  2. Good organisation is required with special attention being paid to supervision and planning for emergencies.

  3. There is a requirement for climbing and caving activities to comply with the Work at Height Regulations. There is no longer an exemption for adventure activities.
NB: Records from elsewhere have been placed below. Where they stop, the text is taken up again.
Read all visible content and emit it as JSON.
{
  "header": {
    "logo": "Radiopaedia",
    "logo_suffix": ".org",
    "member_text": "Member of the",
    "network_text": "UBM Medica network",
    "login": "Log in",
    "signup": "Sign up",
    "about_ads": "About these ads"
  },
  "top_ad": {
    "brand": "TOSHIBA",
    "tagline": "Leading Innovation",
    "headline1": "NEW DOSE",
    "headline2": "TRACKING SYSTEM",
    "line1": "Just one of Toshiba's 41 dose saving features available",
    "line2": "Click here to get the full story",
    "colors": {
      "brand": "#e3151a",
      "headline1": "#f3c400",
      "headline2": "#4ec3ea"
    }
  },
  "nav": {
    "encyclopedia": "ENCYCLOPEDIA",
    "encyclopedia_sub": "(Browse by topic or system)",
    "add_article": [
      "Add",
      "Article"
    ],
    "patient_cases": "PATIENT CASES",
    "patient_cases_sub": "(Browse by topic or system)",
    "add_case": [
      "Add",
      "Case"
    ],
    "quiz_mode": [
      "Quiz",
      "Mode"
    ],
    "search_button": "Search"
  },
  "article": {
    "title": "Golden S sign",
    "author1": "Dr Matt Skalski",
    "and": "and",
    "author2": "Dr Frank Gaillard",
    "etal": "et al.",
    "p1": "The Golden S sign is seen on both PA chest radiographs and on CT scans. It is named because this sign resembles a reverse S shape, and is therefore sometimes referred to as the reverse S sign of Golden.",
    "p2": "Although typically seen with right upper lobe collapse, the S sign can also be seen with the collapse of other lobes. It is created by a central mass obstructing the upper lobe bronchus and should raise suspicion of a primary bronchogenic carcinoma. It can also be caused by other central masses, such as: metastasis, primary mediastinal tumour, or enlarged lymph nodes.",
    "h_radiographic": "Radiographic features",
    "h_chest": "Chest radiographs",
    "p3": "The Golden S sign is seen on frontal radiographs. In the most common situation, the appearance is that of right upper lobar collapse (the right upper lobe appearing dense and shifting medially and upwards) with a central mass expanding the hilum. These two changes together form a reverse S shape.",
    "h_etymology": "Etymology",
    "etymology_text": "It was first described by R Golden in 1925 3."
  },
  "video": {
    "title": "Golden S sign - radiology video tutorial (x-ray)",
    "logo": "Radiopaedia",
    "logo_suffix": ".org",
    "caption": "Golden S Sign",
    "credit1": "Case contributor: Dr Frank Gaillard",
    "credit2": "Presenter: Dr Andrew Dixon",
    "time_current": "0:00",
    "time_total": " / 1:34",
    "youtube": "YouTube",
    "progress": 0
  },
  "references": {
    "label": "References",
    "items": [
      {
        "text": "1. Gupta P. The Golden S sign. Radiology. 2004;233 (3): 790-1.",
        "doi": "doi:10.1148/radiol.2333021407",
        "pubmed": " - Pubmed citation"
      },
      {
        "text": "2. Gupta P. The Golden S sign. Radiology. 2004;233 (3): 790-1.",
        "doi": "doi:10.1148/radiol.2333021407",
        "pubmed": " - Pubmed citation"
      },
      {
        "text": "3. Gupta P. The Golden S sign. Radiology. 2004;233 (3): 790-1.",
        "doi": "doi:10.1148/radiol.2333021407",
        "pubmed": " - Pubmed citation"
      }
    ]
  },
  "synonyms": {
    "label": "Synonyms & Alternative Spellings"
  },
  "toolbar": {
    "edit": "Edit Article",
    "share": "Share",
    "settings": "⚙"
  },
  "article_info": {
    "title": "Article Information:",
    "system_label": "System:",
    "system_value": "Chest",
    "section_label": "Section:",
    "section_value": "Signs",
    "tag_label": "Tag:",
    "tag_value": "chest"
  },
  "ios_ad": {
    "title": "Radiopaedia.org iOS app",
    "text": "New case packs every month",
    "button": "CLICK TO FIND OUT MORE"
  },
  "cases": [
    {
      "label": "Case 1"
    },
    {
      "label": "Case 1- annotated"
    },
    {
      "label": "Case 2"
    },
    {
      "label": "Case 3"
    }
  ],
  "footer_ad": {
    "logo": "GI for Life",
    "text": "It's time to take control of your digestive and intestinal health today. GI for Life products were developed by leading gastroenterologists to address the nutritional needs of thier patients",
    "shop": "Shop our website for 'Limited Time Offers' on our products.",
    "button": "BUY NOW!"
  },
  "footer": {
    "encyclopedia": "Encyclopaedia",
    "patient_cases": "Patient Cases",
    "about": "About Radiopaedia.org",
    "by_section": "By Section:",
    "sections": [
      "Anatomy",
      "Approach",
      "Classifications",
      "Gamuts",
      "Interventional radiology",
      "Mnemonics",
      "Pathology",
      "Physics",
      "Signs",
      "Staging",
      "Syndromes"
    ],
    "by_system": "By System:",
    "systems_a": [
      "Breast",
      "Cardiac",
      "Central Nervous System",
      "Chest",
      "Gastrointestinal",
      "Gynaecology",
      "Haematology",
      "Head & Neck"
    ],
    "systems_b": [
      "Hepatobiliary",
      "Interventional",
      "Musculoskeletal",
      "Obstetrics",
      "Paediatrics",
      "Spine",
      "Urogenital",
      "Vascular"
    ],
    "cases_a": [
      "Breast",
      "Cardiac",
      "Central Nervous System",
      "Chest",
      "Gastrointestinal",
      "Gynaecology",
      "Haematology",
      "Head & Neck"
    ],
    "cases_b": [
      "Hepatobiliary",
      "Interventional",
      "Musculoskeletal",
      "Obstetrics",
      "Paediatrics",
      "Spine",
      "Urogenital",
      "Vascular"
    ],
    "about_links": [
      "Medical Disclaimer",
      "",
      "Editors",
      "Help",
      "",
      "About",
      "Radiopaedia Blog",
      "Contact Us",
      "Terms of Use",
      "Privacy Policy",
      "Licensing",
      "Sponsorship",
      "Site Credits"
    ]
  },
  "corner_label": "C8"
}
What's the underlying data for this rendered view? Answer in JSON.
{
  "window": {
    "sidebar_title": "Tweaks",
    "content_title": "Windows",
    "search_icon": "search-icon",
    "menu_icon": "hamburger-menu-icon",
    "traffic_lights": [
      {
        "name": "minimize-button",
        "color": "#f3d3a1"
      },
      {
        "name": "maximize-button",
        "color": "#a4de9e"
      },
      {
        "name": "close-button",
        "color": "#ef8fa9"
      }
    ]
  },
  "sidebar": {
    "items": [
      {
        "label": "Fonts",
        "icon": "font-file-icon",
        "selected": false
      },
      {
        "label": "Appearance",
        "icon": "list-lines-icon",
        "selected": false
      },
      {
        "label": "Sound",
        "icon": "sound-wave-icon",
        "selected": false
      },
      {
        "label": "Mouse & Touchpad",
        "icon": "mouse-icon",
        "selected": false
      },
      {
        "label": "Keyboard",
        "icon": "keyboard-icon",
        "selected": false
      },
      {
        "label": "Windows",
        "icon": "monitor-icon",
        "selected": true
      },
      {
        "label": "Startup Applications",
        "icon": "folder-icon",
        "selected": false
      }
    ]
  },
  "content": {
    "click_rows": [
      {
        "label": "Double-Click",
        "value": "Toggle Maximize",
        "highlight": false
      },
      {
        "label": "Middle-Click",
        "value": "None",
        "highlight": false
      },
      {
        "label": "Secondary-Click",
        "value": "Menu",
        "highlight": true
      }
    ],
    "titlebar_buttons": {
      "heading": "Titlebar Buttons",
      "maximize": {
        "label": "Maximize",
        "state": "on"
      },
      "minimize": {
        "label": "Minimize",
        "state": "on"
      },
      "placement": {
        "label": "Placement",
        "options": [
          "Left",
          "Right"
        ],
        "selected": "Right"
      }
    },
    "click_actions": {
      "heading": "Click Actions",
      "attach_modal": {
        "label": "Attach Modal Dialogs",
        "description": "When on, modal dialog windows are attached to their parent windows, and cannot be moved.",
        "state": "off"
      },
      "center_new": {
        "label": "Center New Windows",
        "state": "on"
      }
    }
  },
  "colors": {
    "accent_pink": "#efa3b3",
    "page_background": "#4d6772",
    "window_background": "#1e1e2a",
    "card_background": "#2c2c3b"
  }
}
All work related climbing and caving is subject to the regulations.

  4. Caving includes the exploration of the parts of mines no longer worked.

  5. Climbing means climbing, traversing, abseiling, or scrambling over natural terrain or man made structures.

  6. These activities must comply with the recommendations and good practices laid down by the sports national governing bodies including Mountain Leader Training UK, and the British Caving Association.

  7. Compliance with these NGB standards is likely to ensure that the requirements of the Work at Height Regulations are met.
  8. Risk assessments must be completed and all plans and protocols documented including references to the appropriate NGB guidance.

  9. Training for climbing and caving expeditions must take place in conditions similar to that which is expected during the expedition.

  10. Persons leading these activities should be competent, have the correct level of experience for the planned activity and posses the relevant NGB qualifications.

  11. It is accepted that the nature of the work will require dynamic risk assessment as the environment and circumstance may rapidly change particularly in an emergency or rescue situation.  This is why the competence and experience of the activity leader is so important to the overall safety of the team.

  12. All equipment should be designed for the task and comply with the appropriate EN series or the Union International des Associations d'Alpinisme standards.

  13. Equipment must be inspected for wear or damage before and after the activity.

  14. All damage or wear must be reported and the equipment taken out of service and replaced.

  15. Records of inspection should be kept.

  16. Fall protection and belays should be checked immediately before applying a load (although there is no requirement to document this check).

  17. Consideration must be given to preventing items from falling and from striking persons below.

  18. Edge protection for fall hazards should be provided where possible.

  19. Helmets of an appropriate standard must be worn at all times during the activity.

  20. All members of the expedition should be aware of the dangers posed by fragile surfaces such as snow bridges and ice over water.

  21. The risk assessment should consider the use of two rope techniques.

  22. Fall arrest equipment e.g. the ropes where they are not actually being climbed should be of sufficient strength to take shock loads expected and where necessarily adapted to the weight of the person on the activity.

  23. Harnesses should be adjustable to fit the person.

  24. Weather forecasts should be obtained before and during the activity.  High winds and rainfall can make climbing more hazardous.  

  25. Rain that has fallen several days earlier may continue to affect underground water levels for some time and may cause flooding in previously dry caves.

  26. The risk assessment should consider the geology of the rock and climbing and caving activities tailored appropriately.

Personal Field Equipment
Personal survival kit plus first aid (Word version).

Hill Walking Kit
Basic kit including additional kit for overnight stay in the field (Word version).